My steam library is comparatively small, but it still contains a fairly substantial pile of shame. The only way out is through. In alphabetical order.
I’m not sure how I missed it, but somehow, I forgot to talk about Braid. I played through it after Binding of Isaac, I suppose - that’s where it’d be in alphabetical order, so that must be when it was.
I’d heard a lot about Braid. One of the true original indie stars, it catapulted its author, Jonathan Blow, into the headlines and did the same for indie games development. Suddenly, anyone could make a game. It was an interesting time to be into games and the industry. I read a lot about it, but I didn’t actually play Braid. It was released in 2008 and I was catching up on games I’d missed while I’d been away travelling. I think I was knee-deep in Bioshock. Well, it’s time to fix that. This is a puzzle game based around time travel, and the manipulation of time: throughout the various worlds, you gain various powers over the passage of time and the world reacts to them in unusual ways. You must collect puzzle pieces in each world to complete a series of jigsaw puzzles.
Braid is gorgeous: it looks like a moving painting, and that’s exactly the aesthetic it was going for. It is, however, a little dated by today’s standards, and I don’t mean to sound like one of those people who talk about framerates when I say that: I just mean that it somehow looks as old as it is, which I wouldn’t have expected from this kind of game. Perhaps it’s more down to how character movement in 2D gaming has changed. Spelunky, for example, has made the platformer look so much more refined than Braid. It’s not exactly a criticism, but it certainly struck me.
Braid’s not about movement, though. Not like Spelunky is. And it’s not about looks, although they must have been a part of it’s success. It’s about the puzzles, and Braid is a brain teaser for sure. Where Antichamber felt like it was trying to be clever, Braid actually is, and the solution to almost every level in this game is reached with experimentation and lateral thinking that makes you feel genuinely clever. You often find yourself moving in the right direction, close to reaching the jigsaw piece that you’re trying to grab, but not quite making it. You try again, and again, getting closer each time. Eventually, you crack it, and it all fits together. Where Antichamber failed in this was that the solutions often felt a little too organic: I felt like I’d cheated my way through rather than solving the room in the intended fashion. With Braid, there are a few moments like that (in one puzzle I think I glitched a key through the floor) but overall the balance feels right. It felt like I was coming up with the solution myself, but the solution wasn’t painful to execute each time.
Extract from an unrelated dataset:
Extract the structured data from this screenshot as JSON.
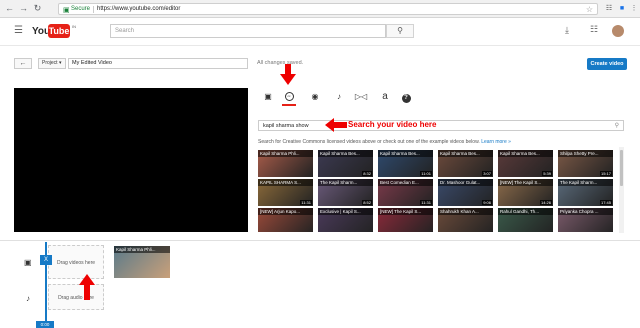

Braid is on the short-but-sweet side of gaming, clocking in at 5.9 hours for me according to Steam, and none of that time is wasted. There’s no filler here - barely even any story, in fact - and I was left feeling happy that I’d bought it and played it. I was a little disappointed by the difficulty, though: I’d heard so much about what a hard game it was and went in hoping for a real challenge, but I never really found myself stuck for long. I suspect that feeling is down to the hype surrounding the game rather than my ability to solve puzzles.